■ Task requirements: Among the entries below, find every line that has "View" and pull it out.

Data about app and page elements:
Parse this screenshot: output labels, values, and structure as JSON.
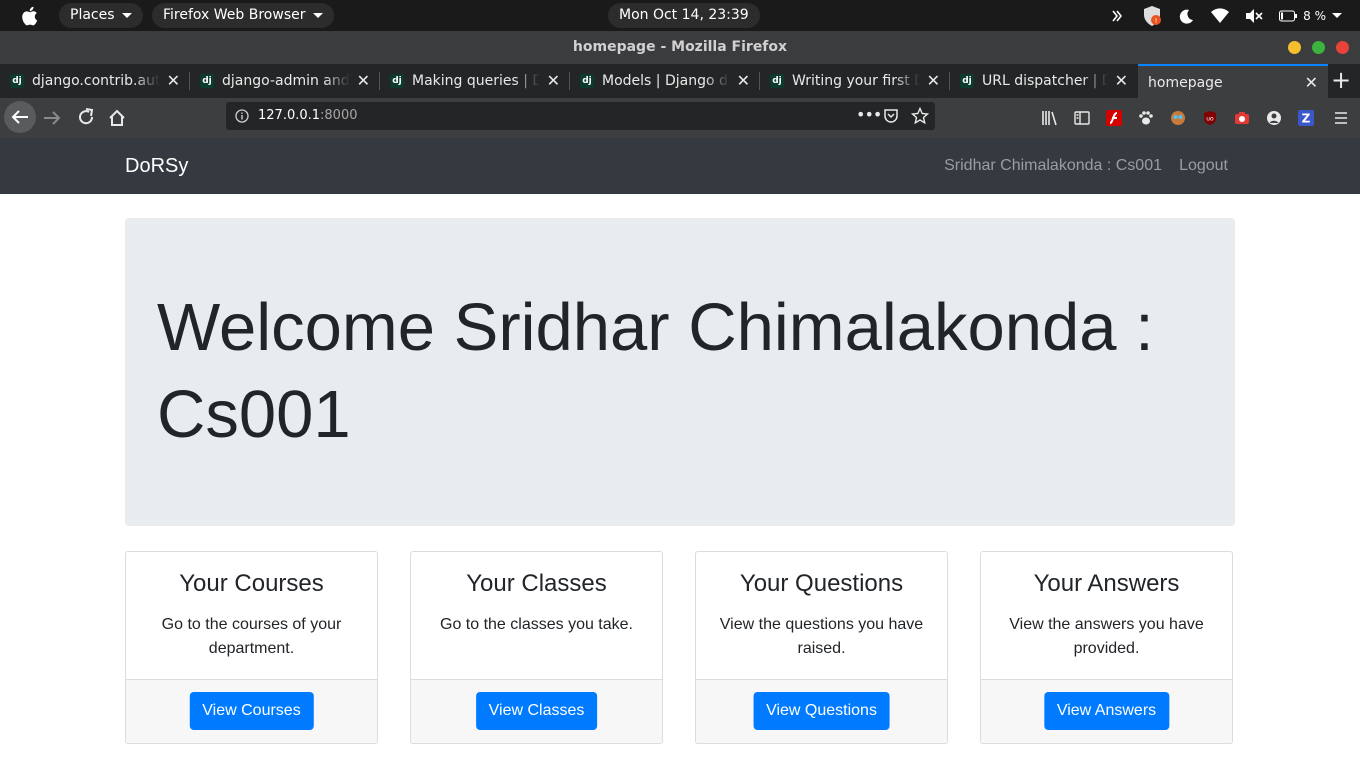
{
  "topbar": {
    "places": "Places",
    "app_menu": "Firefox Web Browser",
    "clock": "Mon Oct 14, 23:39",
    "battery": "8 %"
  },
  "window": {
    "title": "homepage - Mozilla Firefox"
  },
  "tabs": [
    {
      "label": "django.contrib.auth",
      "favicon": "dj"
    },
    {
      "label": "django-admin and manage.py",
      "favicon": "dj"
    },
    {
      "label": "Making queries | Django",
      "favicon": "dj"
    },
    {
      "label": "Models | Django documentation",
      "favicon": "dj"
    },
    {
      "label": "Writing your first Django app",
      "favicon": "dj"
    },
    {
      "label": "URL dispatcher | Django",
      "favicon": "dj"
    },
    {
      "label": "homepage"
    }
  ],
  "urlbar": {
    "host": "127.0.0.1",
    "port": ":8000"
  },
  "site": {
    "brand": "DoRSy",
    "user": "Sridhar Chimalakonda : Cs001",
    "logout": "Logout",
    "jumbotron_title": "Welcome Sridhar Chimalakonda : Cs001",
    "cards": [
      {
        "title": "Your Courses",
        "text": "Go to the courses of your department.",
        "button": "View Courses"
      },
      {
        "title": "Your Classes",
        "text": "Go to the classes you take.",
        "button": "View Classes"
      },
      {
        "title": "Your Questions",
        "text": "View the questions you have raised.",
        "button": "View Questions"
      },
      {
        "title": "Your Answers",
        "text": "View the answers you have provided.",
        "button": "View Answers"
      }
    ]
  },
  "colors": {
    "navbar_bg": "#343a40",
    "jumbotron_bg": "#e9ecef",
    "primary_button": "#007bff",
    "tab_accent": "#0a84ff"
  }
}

■ Task answer:
        "button": "View Courses"
        "button": "View Classes"
        "text": "View the questions you have raised.",
        "button": "View Questions"
        "text": "View the answers you have provided.",
        "button": "View Answers"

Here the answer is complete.